Achromatopsia (ACHM) is a rare disorder with an estimated prevalence of 1:30,000, characterized by reduced visual acuity, pendular nystagmus, photophobia, eccentric fixation and reduced or complete lack of colour discrimination. Best visual acuity varies with severity of the disease; it is 20/200 or less in complete achromatopsia and may be as high as 20/80 in incomplete achromatopsia. The disorder is an inherited condition caused by mutations in one of several genes, with the two most common being mutations in either the CNGB3 or CNGA3 genes. According to the company, there is no specific treatment for ACHM, “although deep red tinted glasses or contact lenses can reduce symptoms of light sensitivity and daytime blindness”. Two separate AAV gene therapy product candidates for the two most prevalent forms of ACHM are caused by either a genetic mutation in the CNGB3 or CNGA3 genes. Two genetic mutations account for up to 75% of the ACHM patient population. AGTC’s ACHM programs are designed to provide a functional copy of the cyclic nucleotide gated (CNG) ion channel B3 or A3 subunit genes to cone photoreceptors.

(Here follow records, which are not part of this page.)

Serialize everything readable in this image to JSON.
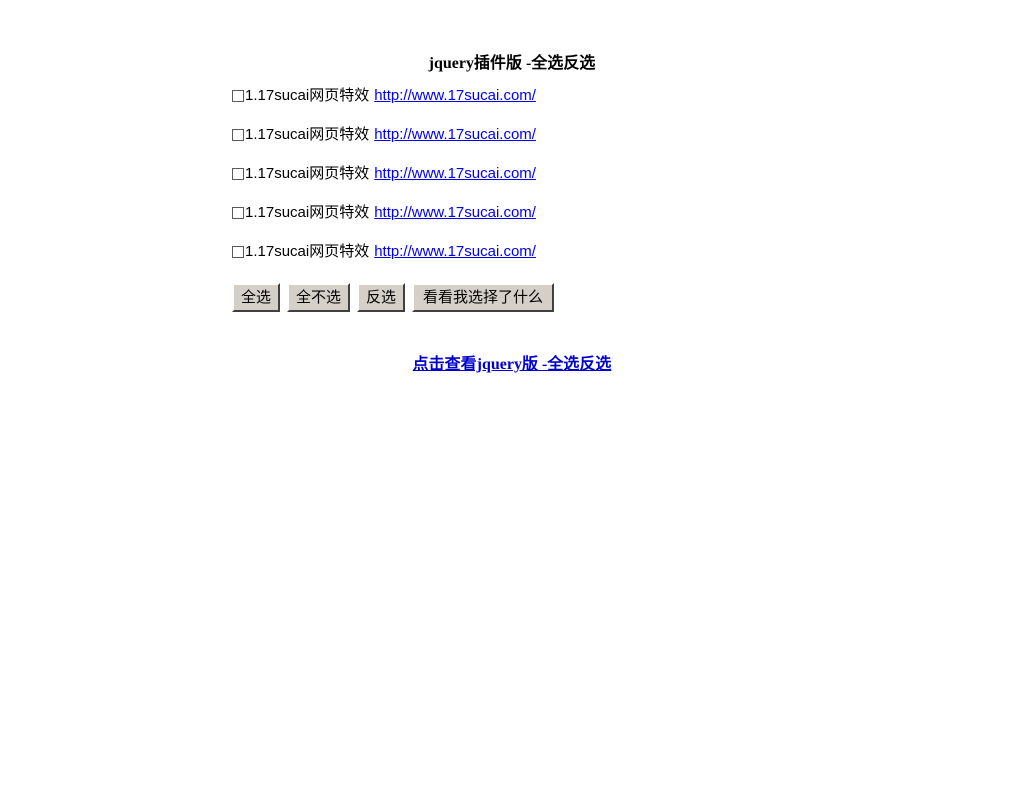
{
  "page": {
    "title": "jquery插件版 -全选反选",
    "background_color": "#ffffff",
    "link_color": "#0000ee",
    "footer_link_color": "#0000cc",
    "button_face_color": "#d4d0c8"
  },
  "checkbox_list": {
    "rows": [
      {
        "label": "1.17sucai网页特效",
        "link_text": "http://www.17sucai.com/",
        "checked": false
      },
      {
        "label": "1.17sucai网页特效",
        "link_text": "http://www.17sucai.com/",
        "checked": false
      },
      {
        "label": "1.17sucai网页特效",
        "link_text": "http://www.17sucai.com/",
        "checked": false
      },
      {
        "label": "1.17sucai网页特效",
        "link_text": "http://www.17sucai.com/",
        "checked": false
      },
      {
        "label": "1.17sucai网页特效",
        "link_text": "http://www.17sucai.com/",
        "checked": false
      }
    ]
  },
  "buttons": {
    "select_all": "全选",
    "select_none": "全不选",
    "invert": "反选",
    "show_selection": "看看我选择了什么"
  },
  "footer": {
    "link_text": "点击查看jquery版 -全选反选"
  }
}
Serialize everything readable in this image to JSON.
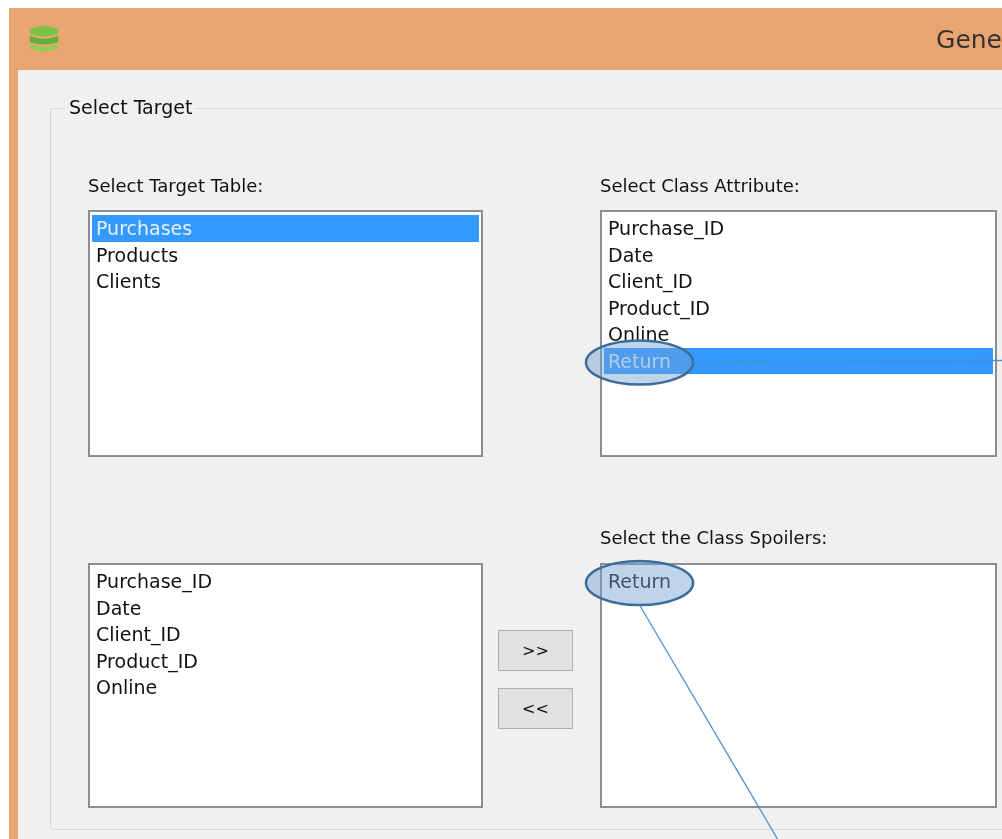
{
  "window": {
    "title": "Gene"
  },
  "group": {
    "title": "Select Target",
    "lists": [
      {
        "label": "Select Target Table:",
        "items": [
          {
            "text": "Purchases",
            "selected": true,
            "circled": false
          },
          {
            "text": "Products",
            "selected": false,
            "circled": false
          },
          {
            "text": "Clients",
            "selected": false,
            "circled": false
          }
        ]
      },
      {
        "label": "Select Class Attribute:",
        "items": [
          {
            "text": "Purchase_ID",
            "selected": false,
            "circled": false
          },
          {
            "text": "Date",
            "selected": false,
            "circled": false
          },
          {
            "text": "Client_ID",
            "selected": false,
            "circled": false
          },
          {
            "text": "Product_ID",
            "selected": false,
            "circled": false
          },
          {
            "text": "Online",
            "selected": false,
            "circled": false
          },
          {
            "text": "Return",
            "selected": true,
            "circled": true
          }
        ]
      },
      {
        "label": "Select the Class Spoilers:",
        "items": [
          {
            "text": "Return",
            "selected": false,
            "circled": true
          }
        ]
      }
    ],
    "field_list": {
      "items": [
        {
          "text": "Purchase_ID",
          "selected": false
        },
        {
          "text": "Date",
          "selected": false
        },
        {
          "text": "Client_ID",
          "selected": false
        },
        {
          "text": "Product_ID",
          "selected": false
        },
        {
          "text": "Online",
          "selected": false
        }
      ]
    },
    "buttons": [
      ">>",
      "<<"
    ]
  }
}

To date, the interim study reports that the experimental treatment is generally safe and well-tolerated, and describes “preliminary signs of biologic activity”. Dosing two higher groups of adult patients and three groups of paediatric patients are included across both trials – 17 patients in B3 patients and 15 patients in A3. At present, more than half of the patients already are enrolled with 3-6 month data available in second half of 2020. Commenting on the milestone, Sue Washer, CEO of AGTC has stated that, “we are pleased that both of our achromatopsia clinical candidates are demonstrating preliminary signs of biologic activity for patients who have no current treatment options for a disease that significantly compromises their vision and quality of life. We are further encouraged by many patients’ real-world positive anecdotes. We are continuing dose escalation in order to determine the highest safe dose with the potential to provide maximal benefit.”